The Faces of 90.5 WESA
Thu July 11, 2013
Steelers Former Offensive Linemen Speaks Out About Stigma of Epilepsy
Former Steelers offensive lineman and all-pro guard, Alan Faneca returns to Pittsburgh this week, as honorary chairman of the Epilepsy Foundation of Central and Western Pennsylvania’s 25th Family Fun Run and Walk, taking place Saturday.
Faneca was diagnosed with epilepsy as a teenager in Texas. And despite the condition, he played 13 seasons in the NFL, 10 of which with the Steelers, including a victory over Seattle in Super Bowl XL.
Faneca says he was about 13 when he had his first seizure. It was Christmas time, and he initially thought the seizure was a nightmare because it happened at night. But as more incidents arose, Alan was sent through a battery of medical tests.
“They found an abnormal firing spot in my brain and that was the cause of my epilepsy.”
Faneca says once all the questions for the doctor about quality of life were out of the way, the question came up of whether or not he could play football. Faneca says he expected sports to be off the table.
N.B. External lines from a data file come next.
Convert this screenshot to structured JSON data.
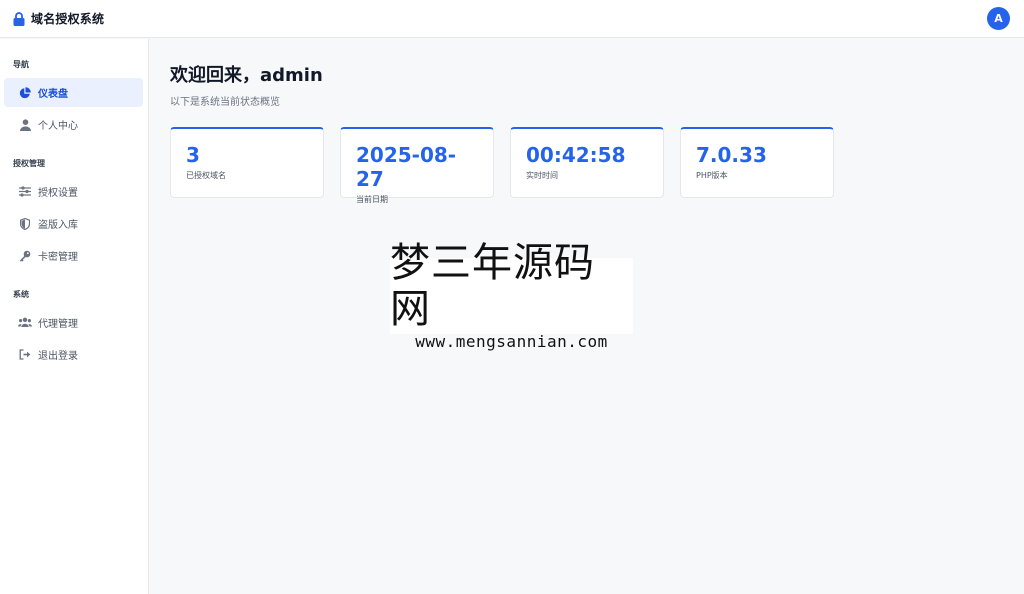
{
  "header": {
    "title": "域名授权系统",
    "brand_icon": "lock-icon",
    "avatar_letter": "A"
  },
  "sidebar": {
    "sections": [
      {
        "title": "导航",
        "items": [
          {
            "label": "仪表盘",
            "icon": "pie-chart-icon",
            "active": true
          },
          {
            "label": "个人中心",
            "icon": "user-icon",
            "active": false
          }
        ]
      },
      {
        "title": "授权管理",
        "items": [
          {
            "label": "授权设置",
            "icon": "sliders-icon",
            "active": false
          },
          {
            "label": "盗版入库",
            "icon": "shield-icon",
            "active": false
          },
          {
            "label": "卡密管理",
            "icon": "key-icon",
            "active": false
          }
        ]
      },
      {
        "title": "系统",
        "items": [
          {
            "label": "代理管理",
            "icon": "users-icon",
            "active": false
          },
          {
            "label": "退出登录",
            "icon": "logout-icon",
            "active": false
          }
        ]
      }
    ]
  },
  "main": {
    "title": "欢迎回来，admin",
    "subtitle": "以下是系统当前状态概览",
    "cards": [
      {
        "value": "3",
        "label": "已授权域名"
      },
      {
        "value": "2025-08-27",
        "label": "当前日期"
      },
      {
        "value": "00:42:58",
        "label": "实时时间"
      },
      {
        "value": "7.0.33",
        "label": "PHP版本"
      }
    ]
  },
  "watermark": {
    "text": "梦三年源码网",
    "url": "www.mengsannian.com"
  },
  "colors": {
    "accent": "#2563eb",
    "active_bg": "#eaf0fd",
    "page_bg": "#f7f8fa"
  }
}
But the doctor who diagnosed him said football was fine as long as he monitored his health well and took regular medication. Faneca says he continued to have seizures through puberty until he found the proper dosage of medicine. And by high school he hit a growth spurt that set him on a course for college and a professional football career.
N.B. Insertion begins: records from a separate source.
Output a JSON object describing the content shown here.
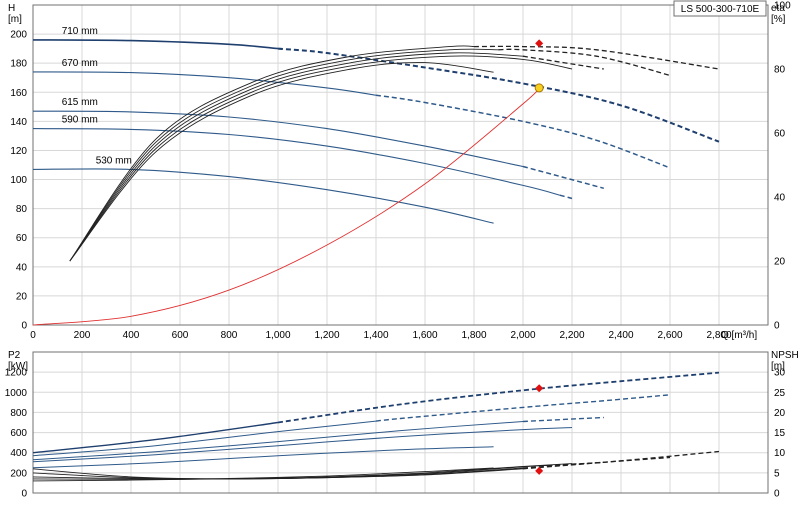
{
  "colors": {
    "grid": "#d8d8d8",
    "frame": "#707070",
    "curve_dark": "#1f3f6e",
    "curve_mid": "#2f5a8a",
    "system": "#e03030",
    "efficiency": "#222222",
    "duty_point": "#f5d020",
    "marker": "#e01010"
  },
  "chart_data": [
    {
      "type": "line",
      "title": "LS 500-300-710E",
      "xlabel": "Q [m³/h]",
      "ylabel": "H",
      "ylabel_unit": "[m]",
      "y2label": "eta",
      "y2label_unit": "[%]",
      "grid": true,
      "xlim": [
        0,
        3000
      ],
      "ylim": [
        0,
        220
      ],
      "y2lim": [
        0,
        100
      ],
      "x_ticks": [
        "0",
        "200",
        "400",
        "600",
        "800",
        "1,000",
        "1,200",
        "1,400",
        "1,600",
        "1,800",
        "2,000",
        "2,200",
        "2,400",
        "2,600",
        "2,800"
      ],
      "y_ticks": [
        "0",
        "20",
        "40",
        "60",
        "80",
        "100",
        "120",
        "140",
        "160",
        "180",
        "200"
      ],
      "y2_ticks": [
        "0",
        "20",
        "40",
        "60",
        "80",
        "100"
      ],
      "head_curves": [
        {
          "name": "710 mm",
          "x": [
            0,
            400,
            800,
            1200,
            1600,
            2000,
            2400,
            2800
          ],
          "y": [
            196,
            195.5,
            193,
            187,
            177,
            166,
            151,
            126
          ],
          "solid_until": 1000,
          "bold": true
        },
        {
          "name": "670 mm",
          "x": [
            0,
            400,
            800,
            1200,
            1600,
            2000,
            2300,
            2600
          ],
          "y": [
            174,
            173.5,
            170,
            163,
            153,
            140,
            127,
            108
          ],
          "solid_until": 1400,
          "bold": false
        },
        {
          "name": "615 mm",
          "x": [
            0,
            400,
            800,
            1200,
            1600,
            2000,
            2330
          ],
          "y": [
            147,
            146.5,
            143,
            135,
            123,
            109,
            94
          ],
          "solid_until": 2000,
          "bold": false
        },
        {
          "name": "590 mm",
          "x": [
            0,
            400,
            800,
            1200,
            1600,
            2000,
            2200
          ],
          "y": [
            135,
            134.5,
            131,
            123,
            111,
            96,
            87
          ],
          "solid_until": 2150,
          "bold": false
        },
        {
          "name": "530 mm",
          "x": [
            0,
            400,
            800,
            1200,
            1600,
            1880
          ],
          "y": [
            107,
            107,
            102,
            93,
            81,
            70
          ],
          "solid_until": 1880,
          "bold": false
        }
      ],
      "system_curve": {
        "x": [
          0,
          400,
          800,
          1200,
          1600,
          2000,
          2066
        ],
        "y": [
          0,
          6,
          24,
          55,
          97,
          152,
          163
        ]
      },
      "efficiency_curves": [
        {
          "x": [
            150,
            500,
            900,
            1300,
            1700,
            2000,
            2300,
            2800
          ],
          "y": [
            20,
            58,
            76,
            84,
            87,
            87,
            86,
            80
          ],
          "solid_until": 1800
        },
        {
          "x": [
            150,
            500,
            900,
            1300,
            1700,
            2000,
            2300,
            2600
          ],
          "y": [
            20,
            57,
            75,
            83,
            86,
            86,
            84,
            78
          ],
          "solid_until": 1900
        },
        {
          "x": [
            150,
            500,
            900,
            1300,
            1700,
            2000,
            2330
          ],
          "y": [
            20,
            56,
            74,
            82,
            85,
            84,
            80
          ],
          "solid_until": 2000
        },
        {
          "x": [
            150,
            500,
            900,
            1300,
            1700,
            2000,
            2200
          ],
          "y": [
            20,
            55,
            73,
            81,
            84,
            83,
            80
          ],
          "solid_until": 2200
        },
        {
          "x": [
            150,
            500,
            900,
            1300,
            1600,
            1880
          ],
          "y": [
            20,
            54,
            72,
            80,
            82,
            79
          ],
          "solid_until": 1880
        }
      ],
      "duty_point": {
        "x": 2066,
        "y": 163
      },
      "efficiency_marker": {
        "x": 2066,
        "y2": 88
      }
    },
    {
      "type": "line",
      "ylabel": "P2",
      "ylabel_unit": "[kW]",
      "y2label": "NPSH",
      "y2label_unit": "[m]",
      "grid": true,
      "xlim": [
        0,
        3000
      ],
      "ylim": [
        0,
        1400
      ],
      "y2lim": [
        0,
        35
      ],
      "y_ticks": [
        "0",
        "200",
        "400",
        "600",
        "800",
        "1000",
        "1200"
      ],
      "y2_ticks": [
        "0",
        "5",
        "10",
        "15",
        "20",
        "25",
        "30"
      ],
      "power_curves": [
        {
          "x": [
            0,
            500,
            1000,
            1500,
            2000,
            2400,
            2800
          ],
          "y": [
            400,
            530,
            700,
            880,
            1020,
            1110,
            1195
          ],
          "solid_until": 1000,
          "bold": true
        },
        {
          "x": [
            0,
            500,
            1000,
            1500,
            2000,
            2300,
            2600
          ],
          "y": [
            370,
            470,
            610,
            740,
            850,
            910,
            975
          ],
          "solid_until": 1400,
          "bold": false
        },
        {
          "x": [
            0,
            500,
            1000,
            1500,
            2000,
            2330
          ],
          "y": [
            330,
            410,
            510,
            620,
            710,
            750
          ],
          "solid_until": 2000,
          "bold": false
        },
        {
          "x": [
            0,
            500,
            1000,
            1500,
            2000,
            2200
          ],
          "y": [
            310,
            380,
            470,
            560,
            630,
            650
          ],
          "solid_until": 2200,
          "bold": false
        },
        {
          "x": [
            0,
            500,
            1000,
            1500,
            1880
          ],
          "y": [
            250,
            300,
            370,
            430,
            460
          ],
          "solid_until": 1880,
          "bold": false
        }
      ],
      "npsh_curves": [
        {
          "x": [
            0,
            400,
            800,
            1200,
            1600,
            2000,
            2400,
            2800
          ],
          "y2": [
            6,
            4,
            3.5,
            3.8,
            4.5,
            6,
            8,
            10.3
          ],
          "solid_until": 2000
        },
        {
          "x": [
            0,
            400,
            800,
            1200,
            1600,
            2000,
            2300,
            2600
          ],
          "y2": [
            5,
            3.8,
            3.5,
            3.8,
            4.6,
            6.2,
            7.5,
            8.8
          ],
          "solid_until": 2000
        },
        {
          "x": [
            0,
            400,
            800,
            1200,
            1600,
            2000,
            2330
          ],
          "y2": [
            4,
            3.6,
            3.5,
            3.9,
            4.8,
            6.5,
            7.6
          ],
          "solid_until": 2100
        },
        {
          "x": [
            0,
            400,
            800,
            1200,
            1600,
            2000,
            2200
          ],
          "y2": [
            3.5,
            3.4,
            3.5,
            4,
            5,
            6.6,
            7.3
          ],
          "solid_until": 2200
        },
        {
          "x": [
            0,
            400,
            800,
            1200,
            1600,
            1880
          ],
          "y2": [
            3,
            3.2,
            3.6,
            4.2,
            5.3,
            6.2
          ],
          "solid_until": 1880
        }
      ],
      "power_marker": {
        "x": 2066,
        "y": 1040
      },
      "npsh_marker": {
        "x": 2066,
        "y2": 5.5
      }
    }
  ]
}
“I grew about 8 inches and put on about 50 to 75 pounds, then all of a sudden it was like okay, football, I get this now. This is my avenue to get to college.”
After college at Louisiana State University, when Faneca decided to go pro, he says doctors at the NFL scouting combine asked him many questions about his epileptic condition but found him suitable to play.
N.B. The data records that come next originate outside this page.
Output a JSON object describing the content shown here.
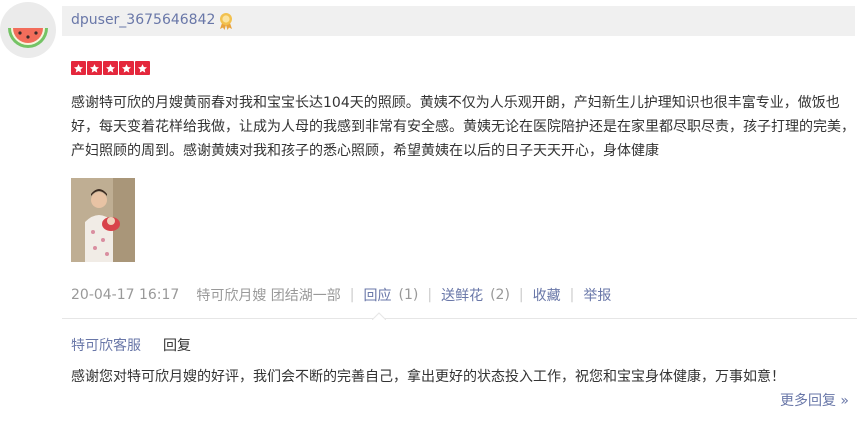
{
  "user": {
    "name": "dpuser_3675646842"
  },
  "rating": {
    "stars": 5,
    "max": 5
  },
  "review": {
    "text": "感谢特可欣的月嫂黄丽春对我和宝宝长达104天的照顾。黄姨不仅为人乐观开朗，产妇新生儿护理知识也很丰富专业，做饭也好，每天变着花样给我做，让成为人母的我感到非常有安全感。黄姨无论在医院陪护还是在家里都尽职尽责，孩子打理的完美，产妇照顾的周到。感谢黄姨对我和孩子的悉心照顾，希望黄姨在以后的日子天天开心，身体健康"
  },
  "meta": {
    "datetime": "20-04-17 16:17",
    "shop": "特可欣月嫂 团结湖一部",
    "separator": "|",
    "reply_label": "回应",
    "reply_count": "(1)",
    "flower_label": "送鲜花",
    "flower_count": "(2)",
    "favorite_label": "收藏",
    "report_label": "举报"
  },
  "shop_reply": {
    "author": "特可欣客服",
    "verb": "回复",
    "text": "感谢您对特可欣月嫂的好评，我们会不断的完善自己，拿出更好的状态投入工作，祝您和宝宝身体健康，万事如意！",
    "more_label": "更多回复 »"
  },
  "icons": {
    "avatar": "watermelon-icon",
    "medal": "medal-icon",
    "star": "star-icon"
  },
  "colors": {
    "link": "#6977a8",
    "star": "#e4273c",
    "text": "#333333",
    "muted": "#999999",
    "header_bg": "#f0f0f0"
  }
}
“I think I answered all their questions fairly well and was helping to educate them as well a little bit.”
As a lineman for the Steelers he was aware of potential concussions but there was never a problem.
With regards to the stigma attached to those with epilepsy, he says many have tried to hide their condition for fear of being judged. But from a young age, Faneca says he was taught to make people aware of his condition for safety reasons.
“You kind of have to let people know, because what if you were to have a seizure when mom and dad aren’t around. You’re off with some friends and they don’t know what’s going on with you?”
As a Steeler, Faneca realized that he could help people get over the stigmas associated with epilepsy. When he contacted the Epilepsy Foundation of Central and Western PA to be a spokesman, foundation president, Judy Painter said they couldn't believe he was reaching out to them.
She says Alan Faneca’s influence has done a great deal of good in helping epileptic people be more open about their condition. For example, one man had epilepsy for 40 years and never told anyone because his doctor told him he’d never get a job or health insurance.
“He would keep on falling down, he practically broke every bone in his body but he would never tell anyone he had epilepsy, until Alan Faneca came out and said that he had epilepsy. To him it was a weight of 40 years lifted off of him.”
Painter says because epileptics continue to feel stigmatized, some doctors still don’t want to use the word epilepsy with patients. They instead use softer terms such as seizure disorder.
But with the help of notable spokespeople such as Alan Faneca, she says the stigma might be overcome. Which is why the former Steeler says the main message he wants to get across to those with the condition is, “Epilepsy is what we have, not who we are.”